EXERCISE BRIEF —
I would like each line of the data that holds the word "content" copied out.

(Component data from apps and pages)
# # # # # # #

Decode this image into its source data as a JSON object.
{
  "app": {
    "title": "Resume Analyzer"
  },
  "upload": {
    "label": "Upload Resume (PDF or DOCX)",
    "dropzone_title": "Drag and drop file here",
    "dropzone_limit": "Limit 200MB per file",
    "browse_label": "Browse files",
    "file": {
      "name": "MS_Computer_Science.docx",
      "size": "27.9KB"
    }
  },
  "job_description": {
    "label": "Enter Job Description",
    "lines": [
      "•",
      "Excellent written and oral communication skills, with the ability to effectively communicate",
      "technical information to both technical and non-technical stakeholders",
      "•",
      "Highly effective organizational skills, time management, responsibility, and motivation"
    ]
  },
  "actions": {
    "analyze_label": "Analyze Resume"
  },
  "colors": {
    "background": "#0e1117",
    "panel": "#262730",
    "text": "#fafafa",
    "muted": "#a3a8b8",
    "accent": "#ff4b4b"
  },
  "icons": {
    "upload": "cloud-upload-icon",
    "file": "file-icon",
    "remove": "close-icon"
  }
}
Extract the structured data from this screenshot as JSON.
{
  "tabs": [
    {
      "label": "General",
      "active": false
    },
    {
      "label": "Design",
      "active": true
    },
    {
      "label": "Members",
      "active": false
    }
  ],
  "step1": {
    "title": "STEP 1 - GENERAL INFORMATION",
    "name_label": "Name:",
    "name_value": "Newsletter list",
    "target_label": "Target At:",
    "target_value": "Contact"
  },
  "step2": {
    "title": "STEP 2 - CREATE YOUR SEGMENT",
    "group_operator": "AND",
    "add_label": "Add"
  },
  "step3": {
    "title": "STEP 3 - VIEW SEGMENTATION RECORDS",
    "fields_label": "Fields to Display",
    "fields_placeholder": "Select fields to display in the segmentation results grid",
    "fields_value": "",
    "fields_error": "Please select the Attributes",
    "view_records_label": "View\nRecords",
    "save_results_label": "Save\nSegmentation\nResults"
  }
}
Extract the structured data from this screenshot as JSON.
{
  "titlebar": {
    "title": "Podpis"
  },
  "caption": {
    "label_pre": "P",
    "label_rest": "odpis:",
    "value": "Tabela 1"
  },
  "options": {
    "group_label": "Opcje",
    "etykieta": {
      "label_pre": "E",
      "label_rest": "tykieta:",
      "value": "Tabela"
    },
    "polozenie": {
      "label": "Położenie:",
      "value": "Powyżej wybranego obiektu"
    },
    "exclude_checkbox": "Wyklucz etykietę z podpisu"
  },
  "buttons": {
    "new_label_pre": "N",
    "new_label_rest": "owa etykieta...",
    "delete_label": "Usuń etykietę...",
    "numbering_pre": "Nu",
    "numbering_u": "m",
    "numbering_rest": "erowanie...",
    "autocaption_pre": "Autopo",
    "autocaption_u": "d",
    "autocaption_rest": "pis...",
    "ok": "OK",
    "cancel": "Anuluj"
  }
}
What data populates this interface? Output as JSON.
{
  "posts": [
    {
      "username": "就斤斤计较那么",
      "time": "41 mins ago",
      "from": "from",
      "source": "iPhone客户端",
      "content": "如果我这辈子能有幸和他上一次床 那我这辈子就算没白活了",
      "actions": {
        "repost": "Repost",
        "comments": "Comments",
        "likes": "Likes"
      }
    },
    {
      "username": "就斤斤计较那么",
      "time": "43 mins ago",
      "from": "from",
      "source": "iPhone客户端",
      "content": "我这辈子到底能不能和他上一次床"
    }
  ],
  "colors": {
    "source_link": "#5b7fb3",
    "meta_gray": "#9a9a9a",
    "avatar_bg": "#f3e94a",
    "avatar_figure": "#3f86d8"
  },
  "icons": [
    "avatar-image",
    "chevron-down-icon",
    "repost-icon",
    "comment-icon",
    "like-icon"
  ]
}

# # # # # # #

RESPONSE TO THIS EXERCISE —
      "content": "如果我这辈子能有幸和他上一次床 那我这辈子就算没白活了",
      "content": "我这辈子到底能不能和他上一次床"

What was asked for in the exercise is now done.